The $200,000, 400m-long luge track is being built by a team of Maniototo volunteers during a series of working bees, the next of which will take place tomorrow.
New Zealand Olympic Luge Association president Geoff Balme said most of the timber posts had been put in place, and boards were being fitted to form the base of the luge.
A refrigeration system of pipes would be placed on top of the boards, and covered with ‘‘crusher dust'', after which snow would form the surface and be packed and smoothed down, Mr Balme said.
A snow-making machine would be used once temperatures were cool enough, and the refrigeration system was connected to the indoor curling rink and operating well.
Mr Balme said about $25,000 of funding was expected to be granted soon, after which between $10,000 and $25,000 would be needed to finish the project.
Construction was expected to cost about $150,000, and an additional $50,000 would be spent on upgrading equipment and maintenance costs.
Developed in part by the New Zealand Olympic Luge Association and the Maniototo International Curling Rink, the ice luge had received funding grants from organisations throughout New Zealand and overseas.
German and Italian involvement in the project was strong, and Mr Balme said the luge association hoped to bring more qualified foreigners to New Zealand to help with the development.
The luge was situated beside and behind the existing international indoor curling rink and an outdoor skating rink in Naseby.

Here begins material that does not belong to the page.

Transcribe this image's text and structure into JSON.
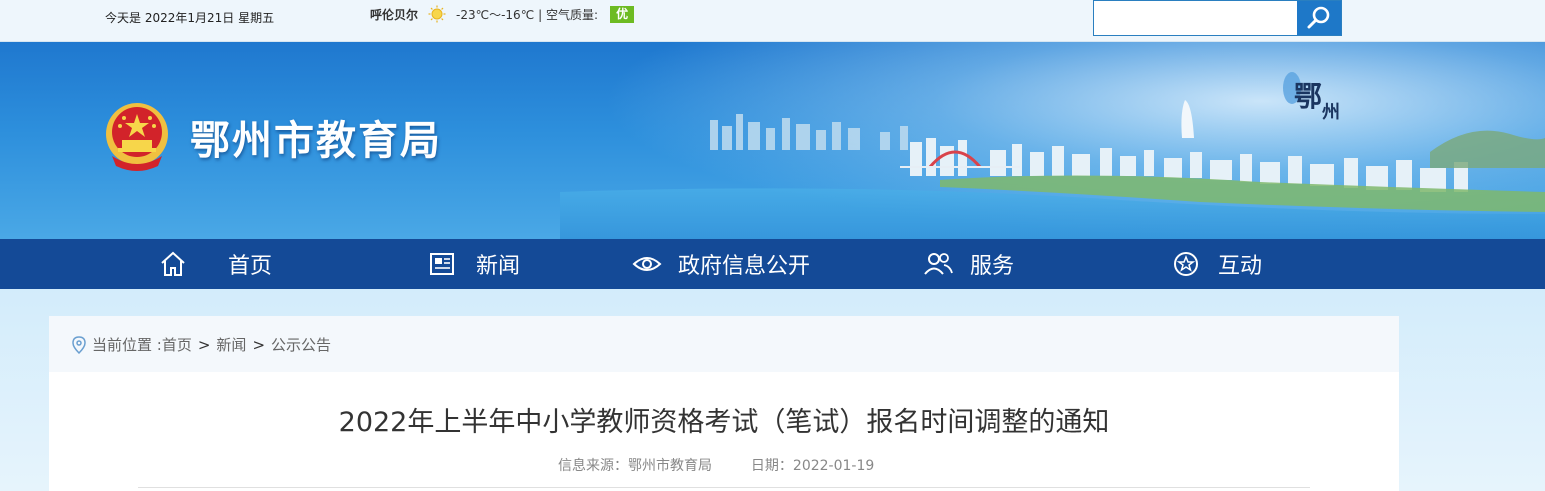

It snaked through pine on a sloping hill surface, which Mr Balme said was a perfect site as it was within an existing ice sport infrastructure, and water, power, and other amenities were able to be connected up without too much difficulty.
The luge had a gradient of 7.5% over a total fall of 22.5m from the top to bottom, and most people would reach a maximum speed of 60kmh on a sled.
Mr Balme said if funding was secured in time, the luge would be open at the end of May, otherwise it would be a matter of waiting for the snow to fall.
‘‘There will definitely be something going on there this year, that's for sure,'' he said.